- [Extracted entries]
-------------------------
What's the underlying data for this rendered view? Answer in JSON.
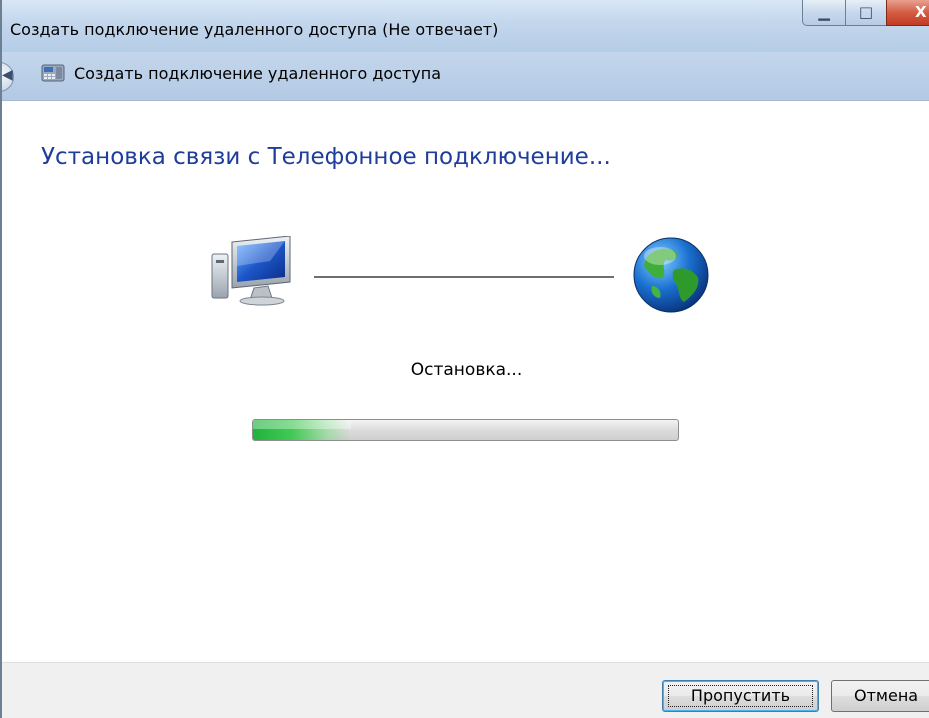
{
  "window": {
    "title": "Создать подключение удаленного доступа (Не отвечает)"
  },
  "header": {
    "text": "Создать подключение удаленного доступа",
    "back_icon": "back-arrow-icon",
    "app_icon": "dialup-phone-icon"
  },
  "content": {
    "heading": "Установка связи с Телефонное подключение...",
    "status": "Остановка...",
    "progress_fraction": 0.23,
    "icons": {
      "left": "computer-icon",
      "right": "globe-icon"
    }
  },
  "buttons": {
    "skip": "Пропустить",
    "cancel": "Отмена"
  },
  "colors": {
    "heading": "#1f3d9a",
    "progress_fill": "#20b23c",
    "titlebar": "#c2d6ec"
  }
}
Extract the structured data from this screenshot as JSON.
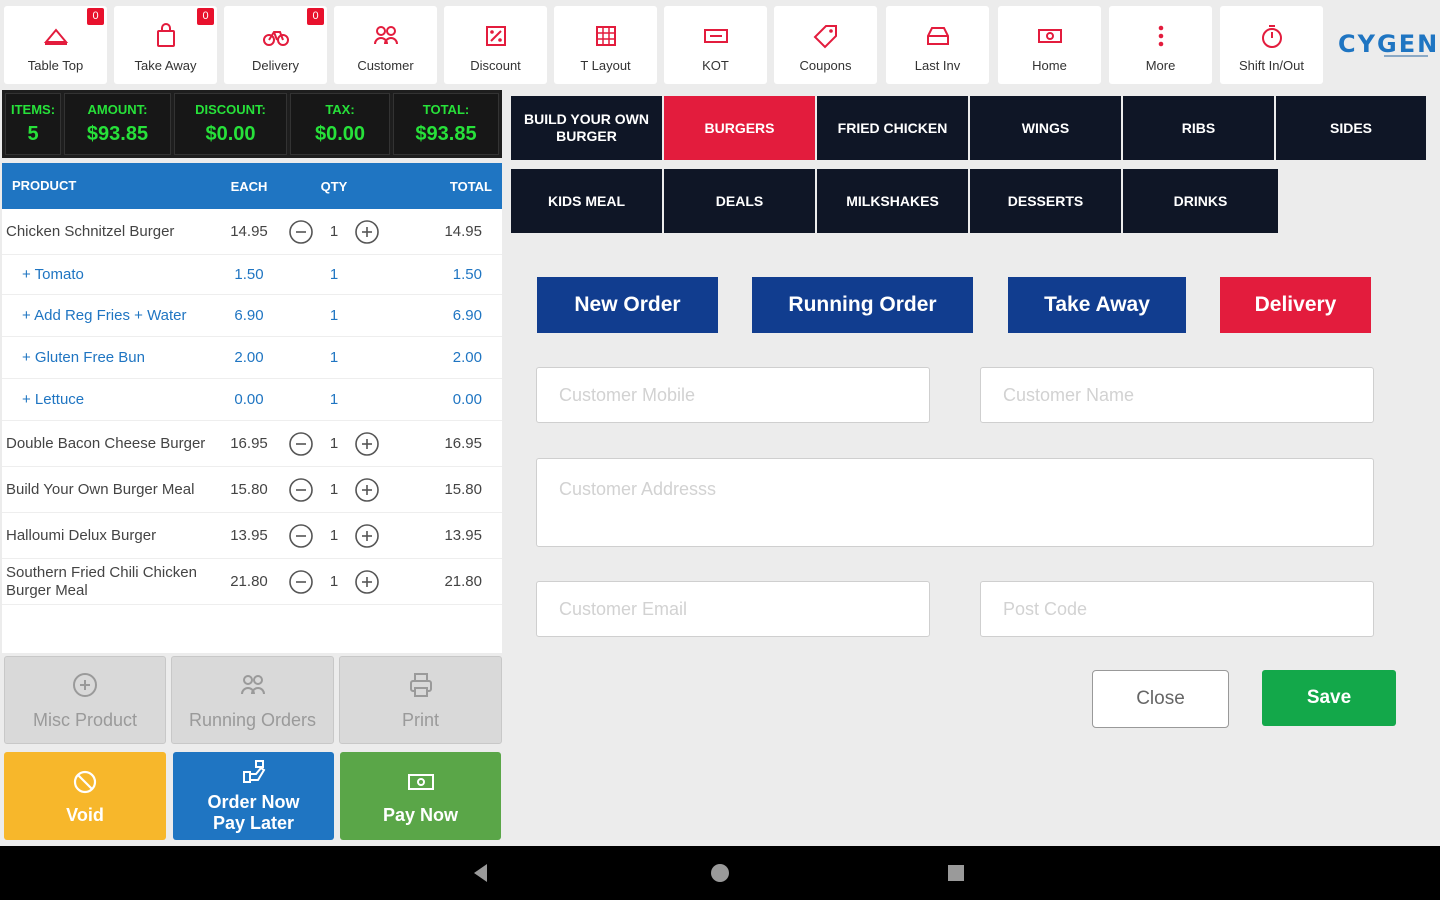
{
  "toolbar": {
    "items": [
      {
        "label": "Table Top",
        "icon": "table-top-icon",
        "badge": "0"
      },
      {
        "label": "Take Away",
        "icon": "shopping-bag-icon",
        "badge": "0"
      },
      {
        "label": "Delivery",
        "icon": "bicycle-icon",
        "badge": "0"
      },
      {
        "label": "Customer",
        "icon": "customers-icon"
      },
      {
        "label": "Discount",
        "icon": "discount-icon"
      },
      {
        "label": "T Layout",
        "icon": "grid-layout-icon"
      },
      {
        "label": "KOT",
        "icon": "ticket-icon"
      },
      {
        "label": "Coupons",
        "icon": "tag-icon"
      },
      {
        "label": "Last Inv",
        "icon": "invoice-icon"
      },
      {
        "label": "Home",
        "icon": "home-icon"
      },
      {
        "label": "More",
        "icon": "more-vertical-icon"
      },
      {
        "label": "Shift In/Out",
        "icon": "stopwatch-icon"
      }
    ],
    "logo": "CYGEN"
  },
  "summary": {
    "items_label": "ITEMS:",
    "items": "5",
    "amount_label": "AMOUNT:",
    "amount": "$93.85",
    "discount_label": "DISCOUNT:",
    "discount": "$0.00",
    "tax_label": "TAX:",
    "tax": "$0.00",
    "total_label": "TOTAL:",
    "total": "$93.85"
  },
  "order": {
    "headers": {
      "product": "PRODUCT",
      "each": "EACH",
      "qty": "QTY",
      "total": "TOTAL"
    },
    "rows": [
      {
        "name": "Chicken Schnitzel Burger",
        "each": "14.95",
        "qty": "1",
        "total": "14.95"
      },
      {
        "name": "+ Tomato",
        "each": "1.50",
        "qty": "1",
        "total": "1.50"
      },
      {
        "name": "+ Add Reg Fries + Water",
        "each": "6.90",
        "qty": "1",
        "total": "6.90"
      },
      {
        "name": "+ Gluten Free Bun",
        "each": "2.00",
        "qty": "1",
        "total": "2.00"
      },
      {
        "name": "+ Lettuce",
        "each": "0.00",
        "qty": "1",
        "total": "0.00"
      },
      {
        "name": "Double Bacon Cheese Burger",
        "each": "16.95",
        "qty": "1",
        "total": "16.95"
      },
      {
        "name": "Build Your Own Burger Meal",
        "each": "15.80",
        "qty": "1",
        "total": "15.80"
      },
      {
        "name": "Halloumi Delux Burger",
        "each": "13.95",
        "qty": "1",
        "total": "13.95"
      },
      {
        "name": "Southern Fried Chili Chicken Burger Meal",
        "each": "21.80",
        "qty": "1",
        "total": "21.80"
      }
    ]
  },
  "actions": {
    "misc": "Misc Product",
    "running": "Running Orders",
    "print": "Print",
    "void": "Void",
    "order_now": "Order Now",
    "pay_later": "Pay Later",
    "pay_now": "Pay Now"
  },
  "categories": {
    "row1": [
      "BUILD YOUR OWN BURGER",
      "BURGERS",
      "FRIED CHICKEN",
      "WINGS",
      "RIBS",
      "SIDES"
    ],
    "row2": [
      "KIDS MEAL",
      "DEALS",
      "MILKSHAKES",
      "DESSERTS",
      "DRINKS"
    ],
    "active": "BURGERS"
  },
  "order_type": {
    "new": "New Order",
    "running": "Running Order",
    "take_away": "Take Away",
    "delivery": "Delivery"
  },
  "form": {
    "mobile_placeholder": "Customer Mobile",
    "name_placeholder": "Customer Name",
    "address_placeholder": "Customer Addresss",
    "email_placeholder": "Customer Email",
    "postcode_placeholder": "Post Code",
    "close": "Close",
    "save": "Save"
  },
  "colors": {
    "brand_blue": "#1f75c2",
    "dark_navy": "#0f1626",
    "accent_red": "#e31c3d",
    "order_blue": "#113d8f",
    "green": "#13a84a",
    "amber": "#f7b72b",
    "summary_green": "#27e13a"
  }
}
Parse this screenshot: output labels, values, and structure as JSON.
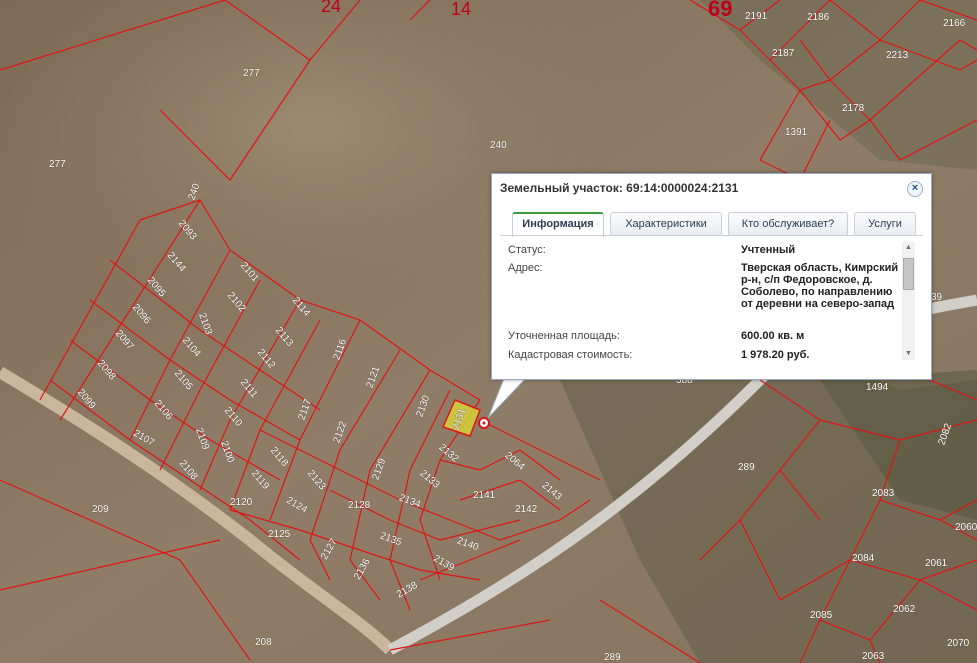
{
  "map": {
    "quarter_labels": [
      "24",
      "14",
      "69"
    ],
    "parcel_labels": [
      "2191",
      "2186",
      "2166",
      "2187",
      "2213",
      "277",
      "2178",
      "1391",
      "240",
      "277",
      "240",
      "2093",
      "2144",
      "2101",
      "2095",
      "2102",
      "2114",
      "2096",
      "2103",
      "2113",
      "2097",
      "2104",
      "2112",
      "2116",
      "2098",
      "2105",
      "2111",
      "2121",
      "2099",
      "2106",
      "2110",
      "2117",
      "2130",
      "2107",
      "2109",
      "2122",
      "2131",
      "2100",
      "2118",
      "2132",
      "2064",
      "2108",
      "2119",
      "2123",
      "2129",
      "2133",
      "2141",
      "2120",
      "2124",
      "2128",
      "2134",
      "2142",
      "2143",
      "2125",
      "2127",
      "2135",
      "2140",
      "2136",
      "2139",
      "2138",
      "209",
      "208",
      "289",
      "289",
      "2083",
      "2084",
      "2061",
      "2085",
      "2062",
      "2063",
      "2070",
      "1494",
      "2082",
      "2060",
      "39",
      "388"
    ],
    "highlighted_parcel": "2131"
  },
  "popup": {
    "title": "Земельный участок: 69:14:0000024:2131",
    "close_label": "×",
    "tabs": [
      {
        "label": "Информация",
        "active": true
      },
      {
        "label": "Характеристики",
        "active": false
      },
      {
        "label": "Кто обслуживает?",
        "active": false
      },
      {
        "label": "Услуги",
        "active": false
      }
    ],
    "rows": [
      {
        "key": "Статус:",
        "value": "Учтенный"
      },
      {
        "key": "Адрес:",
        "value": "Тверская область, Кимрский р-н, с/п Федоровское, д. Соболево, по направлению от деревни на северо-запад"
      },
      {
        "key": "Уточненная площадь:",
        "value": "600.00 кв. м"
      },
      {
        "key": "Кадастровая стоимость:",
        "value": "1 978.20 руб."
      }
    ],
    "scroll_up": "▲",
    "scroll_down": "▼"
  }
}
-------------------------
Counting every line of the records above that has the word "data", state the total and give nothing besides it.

- [Response to the exercise] 2